Unfortunately, much of our universe appears to be quantized. One could imagine a system wherein, instead of rolling dice, you precisely measured the net magnetic spin of some ideal gas on non-interacting magnetic moments each of either spin up (1) or spin down (-1). Theoretically such a property, when measured many times, should form a gaussian distribution (a bell curve) with an exceedingly small standard deviation. Unfortunately, this is not quite right. In actuality only certain discrete values of net spin are possible, based on the number of moments in the system. For example, if there is an odd number of moments, it is impossible for the net spin to be exactly 0. Also, obviously, it is impossible for the net spin to ever be any number that is not an integer or to be larger than the total number of particles. All of these concerns have a negligible impact on the behavior of large collections of particles, but they mean that, at a fundamental level, you don't have a continuous distribution.
The example deals with a very idealized situation, but really a great many physical quantities have been shown to be (very probably) quantized by modern physics. The question, then, requires us to find something that isn't.
Oddly, position is currently not believed to be precisely quantized, though this is disputed by some physicists. In the standard model of quantum mechanics, when one puts a single electron in the ground state in an infinite square well, a truly continuous probability distribution (the Schrodinger Equation) describes the likelihood thereafter of finding the electron to be at any given point in space within the box. Thus, with some sophisticated and expensive experimental physics equipment, one could actually maybe be measuring a continuous probability distribution. But here we encounter the second, and more fundamental issue with your plan:
The Arabic numeral system is inherently discrete. Most measuring devices give their outputs in numbers (citation needed). Lets take the number 5.5563, for example. If this is the number our instrument reports, the next possible number is 5.5564. The instrument can't report 5.55631, or any other number between the two possible results. In order to have a continuous distribution we would need an infinite degree of precision and an infinite number of digits. This is a problem.

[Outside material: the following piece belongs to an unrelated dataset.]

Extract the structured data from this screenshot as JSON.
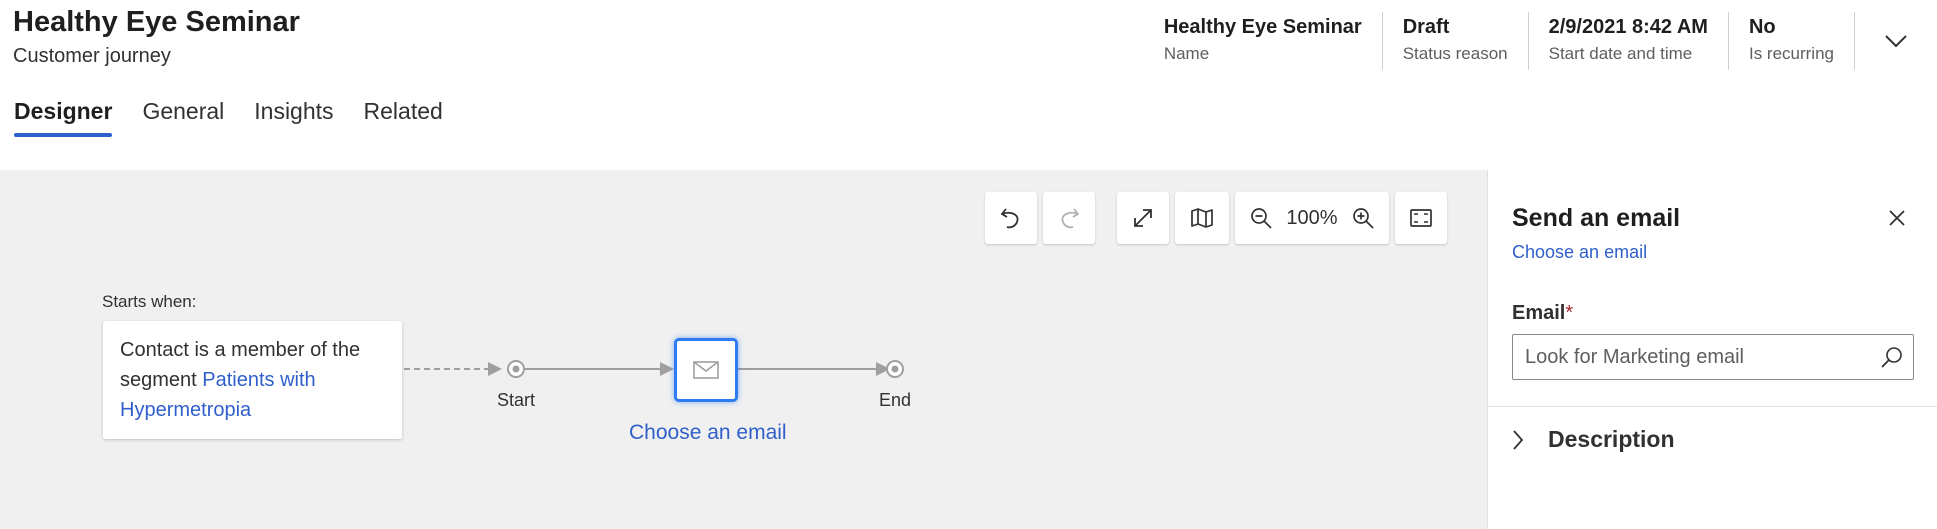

Clearly the solution is to use a measuring device that doesn't report numbers. Unfortunately, unless it its measurement is based off of gravitational interaction, the act of measurement itself now creates problems for us. All force interactions other than gravity possess a good amount of evidence supporting the existence of a mediating particle. Such mediating particles result in quantization of the interaction, so that only interactions involving an integer number of such mediating particles (quanta) are possible. While people like to speculate about gravitons, there really isn't much evidence yet for their existence and a far bit of evidence to the contrary, so you're actually on pretty solid ground if the measurement device is solely using gravity to measure the position of the electron in the box and reporting that position by means of deflection in its own position (the uncertainty in the latter is of no concern to us; indeed it is helpful to you).
So now we have a continuous probability distribution measured and reported in a continuous manner. So we're good right? Not quite.
Gravity is very weak, and electrons are very small. Unfortunately, large (i.e. massive) objects have an uncertainty in position that is astronomically small. So yes, this works, but you can't see it, which kinda defeats the purpose of a measuring device in the first place. So, for all intents and purposes, it is not currently technologically feasible to generate a random number from a truly continuous probability distribution. In order to do so we'd need something like a macroscopic atomic (i.e. indivisible) object with the mass of an electron, or some such.
And even then quantization would interfere if you were telling where it was by looking at it, feeling it, smelling it, or otherwise measuring it in a physical way via biology.
So, you're pretty much screwed.
But wait! There's hope! The human mind is a powerful thing, and evidence suggests it can create and emulate a continuous probability distribution. You can experience the spiritual and mental directly, rather than indirectly as with the physical, and you can control directly the physical and mental as you cannot the spiritual. So then, if you were to conceptualize a continuous probability distribution and by virtue of the free will granted to you by God you selected a truly random point in the distribution you could have a number of the data type you need to make this work. Do any systems currently existing not only have you do that but also ask you to do math on it? No. Not really.
There are systems that ask you to do this, though. In Amber Diceless, the GM is supposed to (if I understand it correctly) come up what exact thing is retrieved by quick Logrus summoning via a random result with a normal distribution centered about the desired item and the standard deviation directly proportionate to the reciprocal of the time use to search for the thing. This is the only example I am aware of.